This is what we imagined:
Everyone is in pencil skirts and fashionable scarves, wool trousers and silk vests, slender and tall. People bring their lunches in custom bento boxes and sit among the trees on the expansive grounds surrounding the buildings. They go to the City on the weekends, just to get brunch and do some shopping. They ride vintage bicycles to work through their small town streets. The women have long hair which they put up with pencils in a fit of pique while studying design drawings.
Then, we were laughing because of course no archives is truly like that. It's more like THIS:
It's a faceless concrete box with arrow-slit windows in Jersey, there are backlogs of files and drawings everywhere. No one can find the 1936 Fall catalog even though Jeanette said she put it back. Jeanette, by the way, is the worst.
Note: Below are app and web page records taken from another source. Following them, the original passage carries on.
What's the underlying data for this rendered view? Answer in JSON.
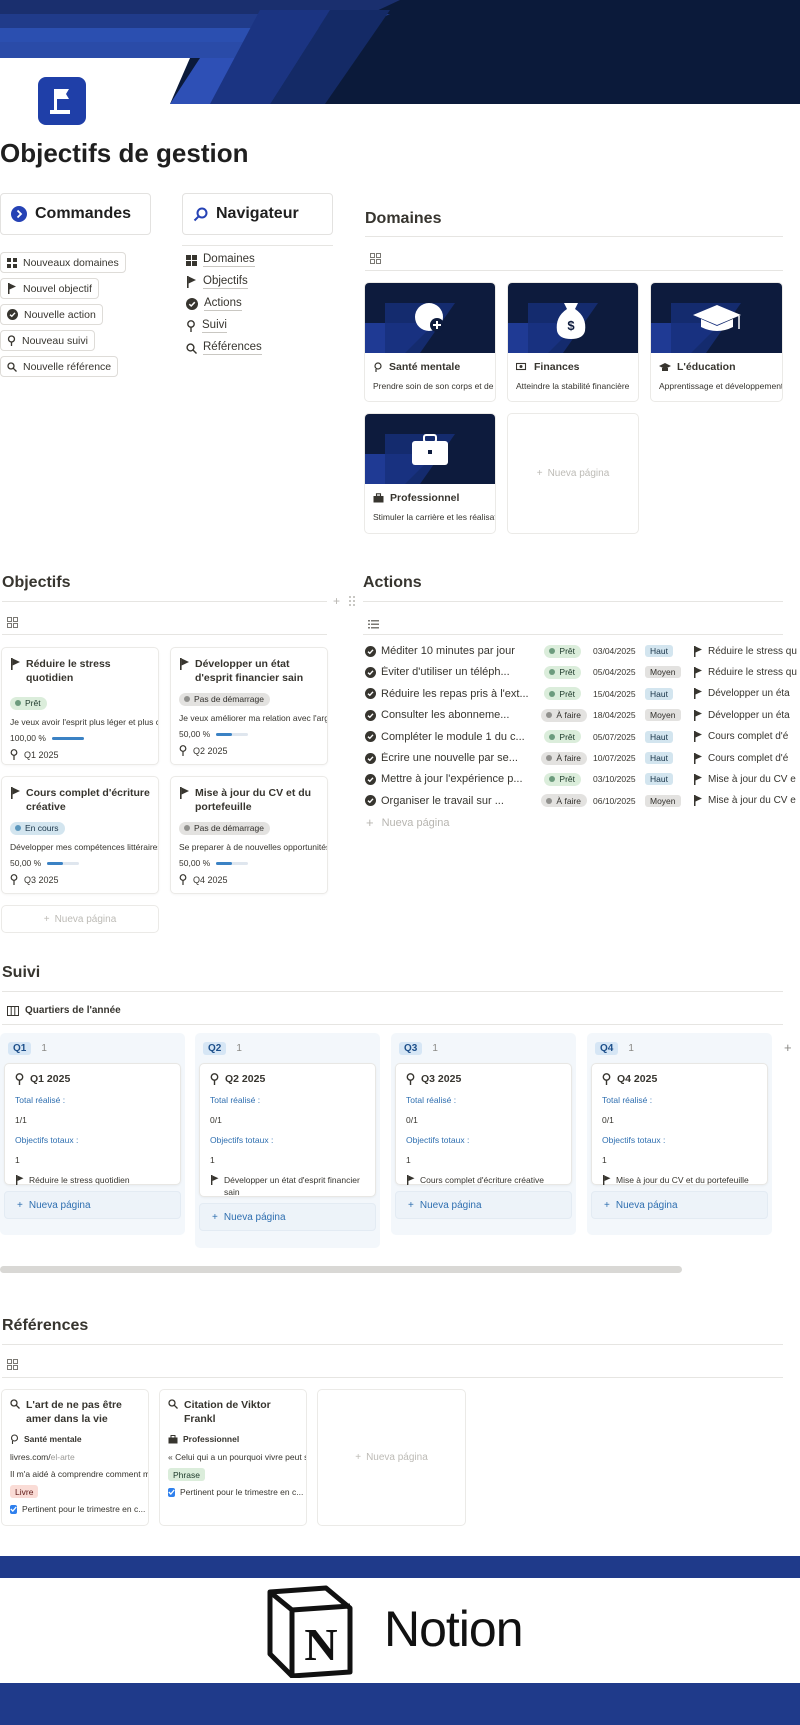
{
  "page": {
    "title": "Objectifs de gestion"
  },
  "commands": {
    "title": "Commandes",
    "buttons": [
      "Nouveaux domaines",
      "Nouvel objectif",
      "Nouvelle action",
      "Nouveau suivi",
      "Nouvelle référence"
    ]
  },
  "navigator": {
    "title": "Navigateur",
    "links": [
      "Domaines",
      "Objectifs",
      "Actions",
      "Suivi",
      "Références"
    ]
  },
  "domains": {
    "title": "Domaines",
    "cards": [
      {
        "title": "Santé mentale",
        "desc": "Prendre soin de son corps et de sc",
        "icon": "brain-icon"
      },
      {
        "title": "Finances",
        "desc": "Atteindre la stabilité financière",
        "icon": "money-icon"
      },
      {
        "title": "L'éducation",
        "desc": "Apprentissage et développement i",
        "icon": "graduation-cap-icon"
      },
      {
        "title": "Professionnel",
        "desc": "Stimuler la carrière et les réalisatio",
        "icon": "briefcase-icon"
      }
    ],
    "new_page": "Nueva página"
  },
  "objectives": {
    "title": "Objectifs",
    "cards": [
      {
        "title": "Réduire le stress quotidien",
        "status": "Prêt",
        "desc": "Je veux avoir l'esprit plus léger et plus con",
        "progress_label": "100,00 %",
        "progress": 1.0,
        "quarter": "Q1 2025"
      },
      {
        "title": "Développer un état d'esprit financier sain",
        "status": "Pas de démarrage",
        "desc": "Je veux améliorer ma relation avec l'argen",
        "progress_label": "50,00 %",
        "progress": 0.5,
        "quarter": "Q2 2025"
      },
      {
        "title": "Cours complet d'écriture créative",
        "status": "En cours",
        "desc": "Développer mes compétences littéraires",
        "progress_label": "50,00 %",
        "progress": 0.5,
        "quarter": "Q3 2025"
      },
      {
        "title": "Mise à jour du CV et du portefeuille",
        "status": "Pas de démarrage",
        "desc": "Se preparer à de nouvelles opportunités d",
        "progress_label": "50,00 %",
        "progress": 0.5,
        "quarter": "Q4 2025"
      }
    ],
    "new_page": "Nueva página"
  },
  "actions": {
    "title": "Actions",
    "rows": [
      {
        "name": "Méditer 10 minutes par jour",
        "status": "Prêt",
        "date": "03/04/2025",
        "priority": "Haut",
        "rel": "Réduire le stress qu"
      },
      {
        "name": "Éviter d'utiliser un téléph...",
        "status": "Prêt",
        "date": "05/04/2025",
        "priority": "Moyen",
        "rel": "Réduire le stress qu"
      },
      {
        "name": "Réduire les repas pris à l'ext...",
        "status": "Prêt",
        "date": "15/04/2025",
        "priority": "Haut",
        "rel": "Développer un éta"
      },
      {
        "name": "Consulter les abonneme...",
        "status": "À faire",
        "date": "18/04/2025",
        "priority": "Moyen",
        "rel": "Développer un éta"
      },
      {
        "name": "Compléter le module 1 du c...",
        "status": "Prêt",
        "date": "05/07/2025",
        "priority": "Haut",
        "rel": "Cours complet d'é"
      },
      {
        "name": "Écrire une nouvelle par se...",
        "status": "À faire",
        "date": "10/07/2025",
        "priority": "Haut",
        "rel": "Cours complet d'é"
      },
      {
        "name": "Mettre à jour l'expérience p...",
        "status": "Prêt",
        "date": "03/10/2025",
        "priority": "Haut",
        "rel": "Mise à jour du CV e"
      },
      {
        "name": "Organiser le travail sur ...",
        "status": "À faire",
        "date": "06/10/2025",
        "priority": "Moyen",
        "rel": "Mise à jour du CV e"
      }
    ],
    "new_page": "Nueva página"
  },
  "tracking": {
    "title": "Suivi",
    "view": "Quartiers de l'année",
    "total_label": "Total réalisé :",
    "objectives_label": "Objectifs totaux :",
    "new_page": "Nueva página",
    "columns": [
      {
        "tag": "Q1",
        "count": "1",
        "card": "Q1 2025",
        "total": "1/1",
        "objectives": "1",
        "rel": "Réduire le stress quotidien"
      },
      {
        "tag": "Q2",
        "count": "1",
        "card": "Q2 2025",
        "total": "0/1",
        "objectives": "1",
        "rel": "Développer un état d'esprit financier sain"
      },
      {
        "tag": "Q3",
        "count": "1",
        "card": "Q3 2025",
        "total": "0/1",
        "objectives": "1",
        "rel": "Cours complet d'écriture créative"
      },
      {
        "tag": "Q4",
        "count": "1",
        "card": "Q4 2025",
        "total": "0/1",
        "objectives": "1",
        "rel": "Mise à jour du CV et du portefeuille"
      }
    ]
  },
  "references": {
    "title": "Références",
    "cards": [
      {
        "title": "L'art de ne pas être amer dans la vie",
        "domain": "Santé mentale",
        "link": "livres.com/",
        "link_tail": "el-arte",
        "desc": "Il m'a aidé à comprendre comment mo",
        "type": "Livre",
        "check": "Pertinent pour le trimestre en c..."
      },
      {
        "title": "Citation de Viktor Frankl",
        "domain": "Professionnel",
        "desc": "« Celui qui a un pourquoi vivre peut sup",
        "type": "Phrase",
        "check": "Pertinent pour le trimestre en c..."
      }
    ],
    "new_page": "Nueva página"
  },
  "footer": {
    "brand": "Notion"
  },
  "colors": {
    "navy": "#0d1b3d",
    "brand_blue": "#1f3fa8",
    "ready_green": "#dbeddb",
    "todo_gray": "#e3e2e0",
    "inprogress_blue": "#d3e5ef"
  }
}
She talks about everyone behind their back, has no sense of how to properly enter metadata into a database, but got hired because she speaks French (she's the daughter of a French farmer's daughter and an engineer from Jersey City, something she keeps a secret).
The coffee is always bad because Jeff, the head of Decorative Arts, refuses to clean the coffee pot properly, citing potential ruination of his vintage cuff links. Jeff has Pomeranians and is generally horrible to everyone. The previous archivist didn't keep proper accession records so everyone has to work backwards from the old records, making it all ten times harder. The subject of electronic records is being "saved" for the new archivist they're hiring.
The one person of note at this institution is Gwendolyn, the head of the jewelry collections, the irrefutable Queen. Her outfits are simple but impeccable; she carries the same vintage Dior handbag every day because it was her grandmother's. She grew up in Boston but studied at the Sorbonne, and gives Jeanette a withering glace every time she starts talking about how superior the French are at everything. Jeff has been trying to get into her good graces for years; he desperately wants to get out of the document archives and into the museum collections. Unfortunately for Jeff, she knows that his "vintage" cuff links are really late-era reproductions. Gwen never talks about people behind their back, but once complimented your scarf, which you knit yourself, and you almost died.